April 27, 2020 3:27 video Indian Hill House Green Roof Rehab – Featured Project from Greenroofs.com on the greenroofsTV channel on YouTube.
April 27, 2020 Featured Project: Indian Hill House Green Roof Rehab by Linda S. Velazquez on Greenroofs.com.
Located in a suburb of the Greater Cincinnati area with forested slopes and clear streams, the functional and highly aesthetic Indian Hill House Green Roof has been the talk of the neighbors.
Stride Studios: Our Indian Hill House client desired a change to the vegetation on her existing green roof. The roof, which had been planted when the house was built in 2003, was inundated with weeds and invasive plants and was not as dramatic looking as she dreamt it could be. Green “yes,” but boring.
We decided to use a ‘firm monoculture block’ planting style, massing the same plant in large segregated groups or blocks, in a curved linear design theme.
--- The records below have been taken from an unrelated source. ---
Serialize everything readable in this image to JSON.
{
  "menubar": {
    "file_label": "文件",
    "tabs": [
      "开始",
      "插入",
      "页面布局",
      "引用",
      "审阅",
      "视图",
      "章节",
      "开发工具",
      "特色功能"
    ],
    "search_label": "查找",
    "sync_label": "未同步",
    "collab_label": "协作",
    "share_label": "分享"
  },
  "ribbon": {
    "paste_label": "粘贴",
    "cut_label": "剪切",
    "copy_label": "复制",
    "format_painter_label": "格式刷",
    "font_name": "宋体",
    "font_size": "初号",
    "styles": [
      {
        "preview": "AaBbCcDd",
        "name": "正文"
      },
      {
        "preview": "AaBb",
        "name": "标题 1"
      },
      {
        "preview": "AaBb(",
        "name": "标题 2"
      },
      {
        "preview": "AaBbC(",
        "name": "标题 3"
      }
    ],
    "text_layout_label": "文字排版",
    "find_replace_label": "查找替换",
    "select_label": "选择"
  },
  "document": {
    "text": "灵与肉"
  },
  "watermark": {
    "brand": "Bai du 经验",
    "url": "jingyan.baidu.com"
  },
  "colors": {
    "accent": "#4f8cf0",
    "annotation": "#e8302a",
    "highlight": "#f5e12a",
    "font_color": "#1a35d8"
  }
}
Although the home was very contemporary in style and could have supported a straight linear design theme, we settled on a curvilinear theme because it better reflected the organic nature of the spaces immediately adjacent to the home. The existing landscape, which was also designed by Stride Studios, is not a traditional style planting, but very naturalistic. One of the home’s assets is that it is nestled into a wooded hillside spanning a creek. The rock lined creek splits the house in half as it makes it way from one side of the house to the other. The plantings located around the house are very organic and freeform in design. The home and property in general are very dramatic so we felt that the green roof had to match the drama.
Due to the shallow soil bed consistent across the entire roof, six inches in depth, we were restricted to using perennials, small grasses and ground covers. We chose plants that had interest year round including the winter months where many plants go dormant during our Ohio winters. Because our client lived in the home year round it was imperative that the roof was interesting year round. We decided to include multiple groupings of feather reed grasses, native Rudbeckia and Coreopsis. We combined upright sedum groupings with mixed masses of three separate species of ground cover sedums. All of the plants we chose have either a structural component or colorful features in the winter months. The three different ground sedums turn different shades of yellow, orange and red throughout the winter season while most perennials and grasses are different shades of brown and gray.
The roof has a series of stepping stones extending around the entire perimeter of the home; however, due to the close proximity to the roof’s edge and no guardrails, the path was dangerous to negotiate. Using a curved linear stepping stone path of Pennsylvania quartzite tiles through the center of the roof gave it a visually pleasing and safer route.
The painted aluminum vegetable boxes we designed and fabricated for the upper end of the green roof matched the style of metal work inherent to the home’s exterior features. Toward the upper end of the roof is a steel mezzanine that is used to access the roof from the floors below. The area of roof that is located between the mezzanine and the upper edge of the roof was dedicated to vegetables, strawberries and cut flowers. Due to the sun exposure and good drainage that the roof provides, we bordered the upper vegetated roof area with lavender borders that our client can cut and harvest.
“As you can see by the before picture the roof was mainly overgrown with weeds and grasses. We spent the spring and first part of summer turning the soil over with shovels to kill the existing vegetation. After it had dried sufficiently we removed 5 truckloads of old biomass and added back a little soil to compensate for what we had lost. A lift could only reach to the middle section of the roof, so the soil had to be brought up via buckets. Placement of the stone pavers came next, so that we could make our way up and down the roof without compacting the soil. The fabricated vegetable boxes went in the upper roof area next, adding an additional 6” of rooflite® Ag Soil bringing the boxes up to a 12” depth.
A variety of tomatoes, cucumbers, squash, strawberries, onions, herbs, zinnias and dahlias filled the boxes. At the top of the roof we placed a soldier course of lavender “Phenomenal” – a beautiful barrier to deter anyone from getting to close to the top edge. We stuck with tried and true perennials that would give year round interest, but were also tough enough for our harsh Ohio winters. Karl Foerster grasses make an impactful curve giving our flat roof some height. Coreopsis “Zagreb” gives us our bright spring color as well as Sedum “John Creech” with its bright pink blooms. Mid-summer Sedums “Angelina” and “Fuldaglut” chime in while Rudbeckia “Little Suzie” starts her show going all the way into fall. Sedum “Autumn Joy” starts out with white blooms turning to dark rust by the end of fall.
The cleanup of the Indian Hill House roof isn’t done until spring, leaving beautiful shades of amber for winter interest, but also giving aid to invertebrates and wildlife to nest.” ~ Green City Resources
The result of a successful design and installation team, the Indian Hill House Green Roof Rehab has been a wonderful accent to the Ohio home and an impressive addition to the overall feeling of the lushly wooded property.